*Data for the task*:

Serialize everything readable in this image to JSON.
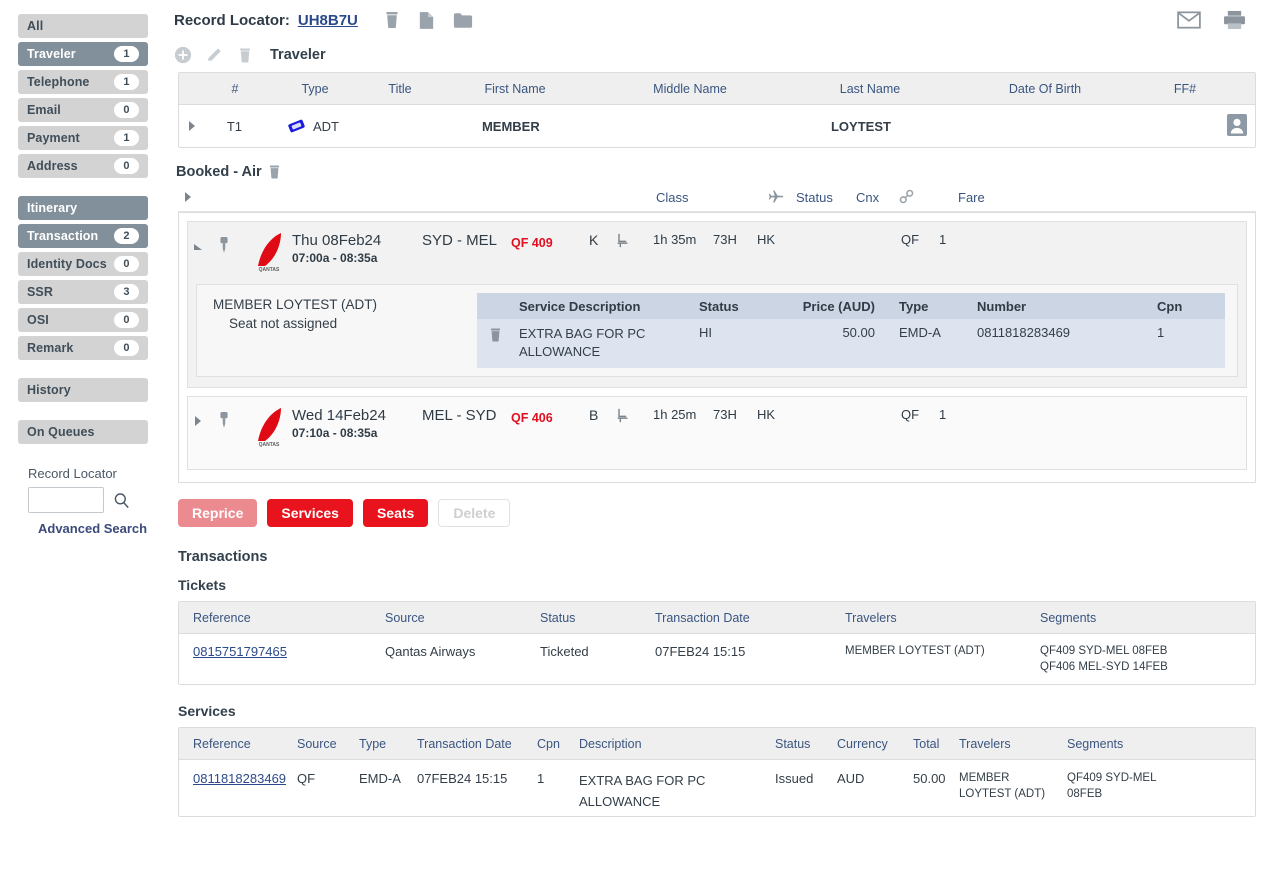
{
  "sidebar": {
    "items": [
      {
        "label": "All",
        "count": null,
        "active": false
      },
      {
        "label": "Traveler",
        "count": "1",
        "active": true
      },
      {
        "label": "Telephone",
        "count": "1",
        "active": false
      },
      {
        "label": "Email",
        "count": "0",
        "active": false
      },
      {
        "label": "Payment",
        "count": "1",
        "active": false
      },
      {
        "label": "Address",
        "count": "0",
        "active": false
      },
      {
        "label": "Itinerary",
        "count": null,
        "active": true
      },
      {
        "label": "Transaction",
        "count": "2",
        "active": true
      },
      {
        "label": "Identity Docs",
        "count": "0",
        "active": false
      },
      {
        "label": "SSR",
        "count": "3",
        "active": false
      },
      {
        "label": "OSI",
        "count": "0",
        "active": false
      },
      {
        "label": "Remark",
        "count": "0",
        "active": false
      }
    ],
    "history_label": "History",
    "queues_label": "On Queues",
    "search": {
      "label": "Record Locator",
      "value": "",
      "placeholder": "",
      "icon": "magnifier-icon",
      "advanced_label": "Advanced Search"
    }
  },
  "header": {
    "record_locator_label": "Record Locator:",
    "record_locator_value": "UH8B7U",
    "icons": [
      "trash-icon",
      "document-icon",
      "folder-icon"
    ],
    "right_icons": [
      "envelope-icon",
      "printer-icon"
    ]
  },
  "traveler_section": {
    "title": "Traveler",
    "toolbar_icons": [
      "add-icon",
      "edit-icon",
      "trash-icon"
    ],
    "columns": [
      "#",
      "Type",
      "Title",
      "First Name",
      "Middle Name",
      "Last Name",
      "Date Of Birth",
      "FF#"
    ],
    "rows": [
      {
        "num": "T1",
        "type_icon": "ticket-icon",
        "type": "ADT",
        "title": "",
        "first_name": "MEMBER",
        "middle_name": "",
        "last_name": "LOYTEST",
        "dob": "",
        "ff": "",
        "row_icon": "person-badge-icon"
      }
    ]
  },
  "booked_air": {
    "title": "Booked - Air",
    "title_icon": "trash-icon",
    "columns": [
      "Class",
      "plane-icon",
      "Status",
      "Cnx",
      "wrench-icon",
      "Fare"
    ],
    "col_class": "Class",
    "col_status": "Status",
    "col_cnx": "Cnx",
    "col_fare": "Fare",
    "segments": [
      {
        "expanded": true,
        "airline_logo": "qantas-logo",
        "date": "Thu 08Feb24",
        "time": "07:00a - 08:35a",
        "route": "SYD - MEL",
        "flight": "QF 409",
        "class": "K",
        "seat_icon": "seat-icon",
        "duration": "1h 35m",
        "equipment": "73H",
        "status": "HK",
        "cnx": "",
        "fare_carrier": "QF",
        "fare_count": "1",
        "service_panel": {
          "pax_name": "MEMBER LOYTEST (ADT)",
          "seat_note": "Seat not assigned",
          "columns": [
            "Service Description",
            "Status",
            "Price (AUD)",
            "Type",
            "Number",
            "Cpn"
          ],
          "rows": [
            {
              "delete_icon": "trash-icon",
              "description": "EXTRA BAG FOR PC ALLOWANCE",
              "status": "HI",
              "price": "50.00",
              "type": "EMD-A",
              "number": "0811818283469",
              "cpn": "1"
            }
          ]
        }
      },
      {
        "expanded": false,
        "airline_logo": "qantas-logo",
        "date": "Wed 14Feb24",
        "time": "07:10a - 08:35a",
        "route": "MEL - SYD",
        "flight": "QF 406",
        "class": "B",
        "seat_icon": "seat-icon",
        "duration": "1h 25m",
        "equipment": "73H",
        "status": "HK",
        "cnx": "",
        "fare_carrier": "QF",
        "fare_count": "1"
      }
    ]
  },
  "buttons": {
    "reprice": "Reprice",
    "services": "Services",
    "seats": "Seats",
    "delete": "Delete"
  },
  "transactions": {
    "title": "Transactions",
    "tickets": {
      "title": "Tickets",
      "columns": [
        "Reference",
        "Source",
        "Status",
        "Transaction Date",
        "Travelers",
        "Segments"
      ],
      "rows": [
        {
          "reference": "0815751797465",
          "source": "Qantas Airways",
          "status": "Ticketed",
          "transaction_date": "07FEB24 15:15",
          "travelers": "MEMBER LOYTEST (ADT)",
          "segments_line1": "QF409 SYD-MEL 08FEB",
          "segments_line2": "QF406 MEL-SYD 14FEB"
        }
      ]
    },
    "services": {
      "title": "Services",
      "columns": [
        "Reference",
        "Source",
        "Type",
        "Transaction Date",
        "Cpn",
        "Description",
        "Status",
        "Currency",
        "Total",
        "Travelers",
        "Segments"
      ],
      "rows": [
        {
          "reference": "0811818283469",
          "source": "QF",
          "type": "EMD-A",
          "transaction_date": "07FEB24 15:15",
          "cpn": "1",
          "description": "EXTRA BAG FOR PC ALLOWANCE",
          "status": "Issued",
          "currency": "AUD",
          "total": "50.00",
          "travelers": "MEMBER LOYTEST (ADT)",
          "segments": "QF409 SYD-MEL 08FEB"
        }
      ]
    }
  },
  "colors": {
    "accent_red": "#e8131d",
    "link_blue": "#2b4a8b",
    "header_blue": "#3a5580",
    "nav_active": "#82909b",
    "nav_inactive": "#d3d3d3"
  }
}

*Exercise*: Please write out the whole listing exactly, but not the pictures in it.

*Response to this exercise*:
Serialize everything readable in this image to JSON.
{
  "sidebar": {
    "items": [
      {
        "label": "All",
        "count": null,
        "active": false
      },
      {
        "label": "Traveler",
        "count": "1",
        "active": true
      },
      {
        "label": "Telephone",
        "count": "1",
        "active": false
      },
      {
        "label": "Email",
        "count": "0",
        "active": false
      },
      {
        "label": "Payment",
        "count": "1",
        "active": false
      },
      {
        "label": "Address",
        "count": "0",
        "active": false
      },
      {
        "label": "Itinerary",
        "count": null,
        "active": true
      },
      {
        "label": "Transaction",
        "count": "2",
        "active": true
      },
      {
        "label": "Identity Docs",
        "count": "0",
        "active": false
      },
      {
        "label": "SSR",
        "count": "3",
        "active": false
      },
      {
        "label": "OSI",
        "count": "0",
        "active": false
      },
      {
        "label": "Remark",
        "count": "0",
        "active": false
      }
    ],
    "history_label": "History",
    "queues_label": "On Queues",
    "search": {
      "label": "Record Locator",
      "value": "",
      "placeholder": "",
      "icon": "magnifier-icon",
      "advanced_label": "Advanced Search"
    }
  },
  "header": {
    "record_locator_label": "Record Locator:",
    "record_locator_value": "UH8B7U",
    "icons": [
      "trash-icon",
      "document-icon",
      "folder-icon"
    ],
    "right_icons": [
      "envelope-icon",
      "printer-icon"
    ]
  },
  "traveler_section": {
    "title": "Traveler",
    "toolbar_icons": [
      "add-icon",
      "edit-icon",
      "trash-icon"
    ],
    "columns": [
      "#",
      "Type",
      "Title",
      "First Name",
      "Middle Name",
      "Last Name",
      "Date Of Birth",
      "FF#"
    ],
    "rows": [
      {
        "num": "T1",
        "type_icon": "ticket-icon",
        "type": "ADT",
        "title": "",
        "first_name": "MEMBER",
        "middle_name": "",
        "last_name": "LOYTEST",
        "dob": "",
        "ff": "",
        "row_icon": "person-badge-icon"
      }
    ]
  },
  "booked_air": {
    "title": "Booked - Air",
    "title_icon": "trash-icon",
    "columns": [
      "Class",
      "plane-icon",
      "Status",
      "Cnx",
      "wrench-icon",
      "Fare"
    ],
    "col_class": "Class",
    "col_status": "Status",
    "col_cnx": "Cnx",
    "col_fare": "Fare",
    "segments": [
      {
        "expanded": true,
        "airline_logo": "qantas-logo",
        "date": "Thu 08Feb24",
        "time": "07:00a - 08:35a",
        "route": "SYD - MEL",
        "flight": "QF 409",
        "class": "K",
        "seat_icon": "seat-icon",
        "duration": "1h 35m",
        "equipment": "73H",
        "status": "HK",
        "cnx": "",
        "fare_carrier": "QF",
        "fare_count": "1",
        "service_panel": {
          "pax_name": "MEMBER LOYTEST (ADT)",
          "seat_note": "Seat not assigned",
          "columns": [
            "Service Description",
            "Status",
            "Price (AUD)",
            "Type",
            "Number",
            "Cpn"
          ],
          "rows": [
            {
              "delete_icon": "trash-icon",
              "description": "EXTRA BAG FOR PC ALLOWANCE",
              "status": "HI",
              "price": "50.00",
              "type": "EMD-A",
              "number": "0811818283469",
              "cpn": "1"
            }
          ]
        }
      },
      {
        "expanded": false,
        "airline_logo": "qantas-logo",
        "date": "Wed 14Feb24",
        "time": "07:10a - 08:35a",
        "route": "MEL - SYD",
        "flight": "QF 406",
        "class": "B",
        "seat_icon": "seat-icon",
        "duration": "1h 25m",
        "equipment": "73H",
        "status": "HK",
        "cnx": "",
        "fare_carrier": "QF",
        "fare_count": "1"
      }
    ]
  },
  "buttons": {
    "reprice": "Reprice",
    "services": "Services",
    "seats": "Seats",
    "delete": "Delete"
  },
  "transactions": {
    "title": "Transactions",
    "tickets": {
      "title": "Tickets",
      "columns": [
        "Reference",
        "Source",
        "Status",
        "Transaction Date",
        "Travelers",
        "Segments"
      ],
      "rows": [
        {
          "reference": "0815751797465",
          "source": "Qantas Airways",
          "status": "Ticketed",
          "transaction_date": "07FEB24 15:15",
          "travelers": "MEMBER LOYTEST (ADT)",
          "segments_line1": "QF409 SYD-MEL 08FEB",
          "segments_line2": "QF406 MEL-SYD 14FEB"
        }
      ]
    },
    "services": {
      "title": "Services",
      "columns": [
        "Reference",
        "Source",
        "Type",
        "Transaction Date",
        "Cpn",
        "Description",
        "Status",
        "Currency",
        "Total",
        "Travelers",
        "Segments"
      ],
      "rows": [
        {
          "reference": "0811818283469",
          "source": "QF",
          "type": "EMD-A",
          "transaction_date": "07FEB24 15:15",
          "cpn": "1",
          "description": "EXTRA BAG FOR PC ALLOWANCE",
          "status": "Issued",
          "currency": "AUD",
          "total": "50.00",
          "travelers": "MEMBER LOYTEST (ADT)",
          "segments": "QF409 SYD-MEL 08FEB"
        }
      ]
    }
  },
  "colors": {
    "accent_red": "#e8131d",
    "link_blue": "#2b4a8b",
    "header_blue": "#3a5580",
    "nav_active": "#82909b",
    "nav_inactive": "#d3d3d3"
  }
}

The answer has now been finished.